Past and Present Parallels
As a rabbi, I know that governmental attacks on circumcision are just history repeating itself, as it frequently has done over the last twenty two centuries. Since the first Hanukkah resistance to the first attempt by a government to forbid circumcision.
The first of the eight nights of Hanukkah is early this year (Jews follow a lunar-solar calendar) starting on the evening of December 7, 2023 but it comes at a time when once again there are government officials trying to forbid the practice of Jewish and Muslim ritual circumcision.
In 169 BCE the Greek rulers of the Syrian Empire, decided to prohibit Jews from circumcising their sons, as part of a government program to make Jews conform to Greek standards of civilized behavior.
Greek pressure on Jews to ‘fit in’ culturally had some limited success with many wealthy Jews and among some of the upper levels of the priesthood in Jerusalem.
Then the Greek King ordered that a statue of himself be placed in the courtyard of the Holy Temple in Jerusalem. He also ordered Jews to stop circumcising their sons.
This led to a revolt which broke out in 168 BCE in the small village of Modiin, led by a man called Judah, the Maccabee (hammerer) and his four brothers.
With trust in God, the Maccabee brothers (four of whom were killed in battle over the next two decades) defeated the much larger Syrian armies, recaptured Jerusalem and rededicated (Hanukkah) the desecrated Temple in an eight day festival.
Hanukkah, the Festival of Freedom celebrating the duty to say ‘NO’ to the unjust demands of a dictatorial government, is still celebrated to this day in Jewish homes by reciting blessings, lighting candles, singing songs and retelling the ancient story in various forms.
The oppression of Judaism by Antiochus IV, the Syrian Greek king, was the first known attempt at suppressing a minority religion, but unfortunately not the last. Other well known attempts were the three century long Roman persecution of Christianity, and the persecution of Prophet Muhammad ﷺ and his followers by the majority of the pagan Arabs in Makka.
All three religions emerged from their varying periods of persecution stronger than ever, and this is the ongoing spiritual lesson of the Hanukkah lights. A lamp, once it is lit by faithful believers, filled with hope and trust in God, can last longer than all the realists and negativists thought was possible.
Understanding Minor and Major Struggles
Why do Catholic and Eastern Orthodox Bibles contain two versions of the story of Hanukkah while the Hebrew Bible doesn’t have even one? Because the Church Fathers believed that there were valuable spiritual lessons to be learned. Even from a history of military struggles.

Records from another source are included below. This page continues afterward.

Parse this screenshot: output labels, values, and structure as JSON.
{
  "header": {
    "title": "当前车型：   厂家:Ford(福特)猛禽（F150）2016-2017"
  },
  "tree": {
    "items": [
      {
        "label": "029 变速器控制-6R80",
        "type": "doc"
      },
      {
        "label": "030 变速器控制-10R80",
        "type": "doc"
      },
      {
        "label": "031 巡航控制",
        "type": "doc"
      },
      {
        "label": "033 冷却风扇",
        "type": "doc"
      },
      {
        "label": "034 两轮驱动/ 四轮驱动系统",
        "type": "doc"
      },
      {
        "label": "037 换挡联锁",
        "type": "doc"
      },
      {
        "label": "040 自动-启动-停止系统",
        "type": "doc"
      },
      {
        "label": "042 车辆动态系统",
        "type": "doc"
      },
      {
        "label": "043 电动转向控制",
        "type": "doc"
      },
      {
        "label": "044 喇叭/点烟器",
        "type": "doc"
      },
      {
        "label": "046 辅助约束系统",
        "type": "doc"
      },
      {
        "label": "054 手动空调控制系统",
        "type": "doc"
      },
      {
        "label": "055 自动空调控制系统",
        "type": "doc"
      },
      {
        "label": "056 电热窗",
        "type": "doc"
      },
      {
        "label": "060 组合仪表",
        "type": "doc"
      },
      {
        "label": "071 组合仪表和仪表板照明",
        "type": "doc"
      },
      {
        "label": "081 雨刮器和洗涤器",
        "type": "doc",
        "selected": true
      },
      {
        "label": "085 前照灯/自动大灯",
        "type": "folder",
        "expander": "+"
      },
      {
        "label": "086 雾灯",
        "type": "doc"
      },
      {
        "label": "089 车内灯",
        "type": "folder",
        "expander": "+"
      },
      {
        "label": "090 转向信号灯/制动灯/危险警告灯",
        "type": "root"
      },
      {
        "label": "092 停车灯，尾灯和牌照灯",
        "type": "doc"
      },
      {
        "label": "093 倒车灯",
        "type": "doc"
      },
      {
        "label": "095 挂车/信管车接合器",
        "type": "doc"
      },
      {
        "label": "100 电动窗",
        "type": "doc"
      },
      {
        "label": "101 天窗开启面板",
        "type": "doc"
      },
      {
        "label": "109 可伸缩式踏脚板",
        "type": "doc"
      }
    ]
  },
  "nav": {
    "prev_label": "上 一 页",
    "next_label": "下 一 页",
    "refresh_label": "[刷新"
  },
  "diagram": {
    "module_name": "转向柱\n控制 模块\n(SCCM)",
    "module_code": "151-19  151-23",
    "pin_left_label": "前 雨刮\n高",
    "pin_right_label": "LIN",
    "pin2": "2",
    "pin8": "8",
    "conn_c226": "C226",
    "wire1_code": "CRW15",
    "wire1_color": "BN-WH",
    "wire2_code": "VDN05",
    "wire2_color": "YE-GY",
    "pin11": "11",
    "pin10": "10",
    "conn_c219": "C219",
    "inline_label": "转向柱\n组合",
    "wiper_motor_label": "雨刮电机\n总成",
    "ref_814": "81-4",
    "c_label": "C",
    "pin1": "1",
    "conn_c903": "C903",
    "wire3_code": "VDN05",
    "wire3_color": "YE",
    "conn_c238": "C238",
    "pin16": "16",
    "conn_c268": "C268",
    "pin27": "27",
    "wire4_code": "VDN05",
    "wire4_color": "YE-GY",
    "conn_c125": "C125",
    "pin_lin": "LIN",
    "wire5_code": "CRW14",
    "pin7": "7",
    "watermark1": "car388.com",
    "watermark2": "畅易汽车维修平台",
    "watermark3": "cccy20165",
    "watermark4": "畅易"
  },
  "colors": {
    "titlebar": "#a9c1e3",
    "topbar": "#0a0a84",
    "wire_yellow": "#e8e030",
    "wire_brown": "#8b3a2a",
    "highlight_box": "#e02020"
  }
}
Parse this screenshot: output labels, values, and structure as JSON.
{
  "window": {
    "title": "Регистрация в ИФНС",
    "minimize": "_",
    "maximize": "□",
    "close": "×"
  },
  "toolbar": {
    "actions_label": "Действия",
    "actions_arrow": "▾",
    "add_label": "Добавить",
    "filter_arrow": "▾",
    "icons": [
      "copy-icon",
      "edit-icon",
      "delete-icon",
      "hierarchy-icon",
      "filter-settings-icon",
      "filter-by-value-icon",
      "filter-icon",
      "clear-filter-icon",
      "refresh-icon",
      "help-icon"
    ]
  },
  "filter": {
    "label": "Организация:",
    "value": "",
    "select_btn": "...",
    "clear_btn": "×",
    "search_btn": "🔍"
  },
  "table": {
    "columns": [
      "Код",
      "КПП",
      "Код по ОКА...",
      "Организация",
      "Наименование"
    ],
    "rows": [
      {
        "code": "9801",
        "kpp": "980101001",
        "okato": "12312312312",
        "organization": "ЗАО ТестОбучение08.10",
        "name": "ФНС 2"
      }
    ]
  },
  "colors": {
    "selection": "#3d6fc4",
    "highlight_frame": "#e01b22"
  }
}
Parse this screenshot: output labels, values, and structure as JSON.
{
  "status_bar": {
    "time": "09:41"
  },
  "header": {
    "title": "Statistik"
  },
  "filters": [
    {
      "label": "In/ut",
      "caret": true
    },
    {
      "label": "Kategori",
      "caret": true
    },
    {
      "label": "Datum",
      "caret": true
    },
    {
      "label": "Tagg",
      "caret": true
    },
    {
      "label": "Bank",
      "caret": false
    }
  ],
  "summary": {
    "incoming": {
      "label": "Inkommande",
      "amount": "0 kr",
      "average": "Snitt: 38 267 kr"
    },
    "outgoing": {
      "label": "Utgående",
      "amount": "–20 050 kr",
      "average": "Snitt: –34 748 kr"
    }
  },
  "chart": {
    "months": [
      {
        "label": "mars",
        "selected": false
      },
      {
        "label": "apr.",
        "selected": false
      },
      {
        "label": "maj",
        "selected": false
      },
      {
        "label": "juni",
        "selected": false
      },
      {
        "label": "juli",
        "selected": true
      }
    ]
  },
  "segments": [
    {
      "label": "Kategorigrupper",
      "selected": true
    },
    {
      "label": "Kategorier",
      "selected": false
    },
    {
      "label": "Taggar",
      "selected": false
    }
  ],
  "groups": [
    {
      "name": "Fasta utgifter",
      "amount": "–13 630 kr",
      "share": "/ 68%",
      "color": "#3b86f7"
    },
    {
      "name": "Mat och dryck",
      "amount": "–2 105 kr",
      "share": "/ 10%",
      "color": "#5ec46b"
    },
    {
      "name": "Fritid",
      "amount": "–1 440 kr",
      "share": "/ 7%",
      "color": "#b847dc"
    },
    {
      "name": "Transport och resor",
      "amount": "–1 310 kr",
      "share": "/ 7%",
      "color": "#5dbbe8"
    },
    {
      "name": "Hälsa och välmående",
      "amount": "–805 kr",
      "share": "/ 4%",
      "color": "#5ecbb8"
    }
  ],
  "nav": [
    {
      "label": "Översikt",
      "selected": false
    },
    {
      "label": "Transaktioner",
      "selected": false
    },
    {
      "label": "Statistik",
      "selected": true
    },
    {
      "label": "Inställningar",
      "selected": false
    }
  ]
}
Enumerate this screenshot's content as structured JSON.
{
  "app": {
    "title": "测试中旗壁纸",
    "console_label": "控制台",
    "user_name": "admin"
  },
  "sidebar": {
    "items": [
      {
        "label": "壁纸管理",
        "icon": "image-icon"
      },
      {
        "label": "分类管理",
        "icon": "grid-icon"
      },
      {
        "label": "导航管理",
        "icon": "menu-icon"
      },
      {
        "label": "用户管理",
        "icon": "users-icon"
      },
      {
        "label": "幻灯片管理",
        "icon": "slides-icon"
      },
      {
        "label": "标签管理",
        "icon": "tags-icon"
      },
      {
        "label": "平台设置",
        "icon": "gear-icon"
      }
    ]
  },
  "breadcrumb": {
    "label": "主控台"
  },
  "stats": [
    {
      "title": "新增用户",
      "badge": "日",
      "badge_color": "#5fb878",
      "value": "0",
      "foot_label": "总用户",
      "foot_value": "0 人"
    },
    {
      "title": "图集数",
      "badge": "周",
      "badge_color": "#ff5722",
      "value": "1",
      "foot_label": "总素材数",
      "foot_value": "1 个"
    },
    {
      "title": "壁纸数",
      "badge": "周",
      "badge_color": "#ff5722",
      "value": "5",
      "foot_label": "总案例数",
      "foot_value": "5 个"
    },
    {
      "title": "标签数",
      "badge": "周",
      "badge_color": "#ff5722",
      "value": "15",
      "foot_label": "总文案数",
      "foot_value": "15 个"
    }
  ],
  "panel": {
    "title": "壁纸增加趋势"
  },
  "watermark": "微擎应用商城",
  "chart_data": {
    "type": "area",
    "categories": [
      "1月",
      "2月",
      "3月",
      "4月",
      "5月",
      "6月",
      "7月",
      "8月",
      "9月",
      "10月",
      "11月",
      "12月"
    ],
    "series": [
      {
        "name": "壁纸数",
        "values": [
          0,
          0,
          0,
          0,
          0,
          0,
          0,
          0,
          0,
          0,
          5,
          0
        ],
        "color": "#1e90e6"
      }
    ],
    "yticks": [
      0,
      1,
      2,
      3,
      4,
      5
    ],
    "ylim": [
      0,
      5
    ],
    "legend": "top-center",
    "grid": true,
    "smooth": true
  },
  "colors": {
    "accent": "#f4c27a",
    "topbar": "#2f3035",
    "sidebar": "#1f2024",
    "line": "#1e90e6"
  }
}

All of us need to avoid negativity, especially at times of persecution and oppression; and the best way to do that is to retain our trust in God and our hope for the future.
In Arabic, the word Jihad is a noun meaning the activity of “striving and/or persevering.” According to Prophet Muhammad ﷺ there are two types of Jihad: minor and major. Once when Muslims were returning from a military expedition, which for him was a minor jihad. He ﷺ told the fighters that now they had to go through the major jihad.
When he ﷺ was asked what he meant by major jihad, he ﷺsaid it was the spiritual jihad. On another occasion, he ﷺ said the real mujahid is the one who declares jihad against his/her carnal soul. (Tirmidhi). Exercising self-control and using willpower and reason to overcome one’s anger is described by Prophet Muhammad ﷺ as “the major jihad.” The message is clear: overcoming our own feelings of hatred and anger is much more difficult than overcoming our enemies.
In today’s world of fanaticism and extremism the words of Al-Ghazali, a 12th century Persian Muslim theologian, need to be repeated by all the world’s religious and political leaders: “Declare your jihad on thirteen enemies you cannot see – Egoism, Arrogance, Conceit, Selfishness, Greed, Lust, Intolerance, Anger, Lying, Cheating, Gossiping and Slandering. If you can master and destroy them, then you will be ready to fight the enemy you can see.”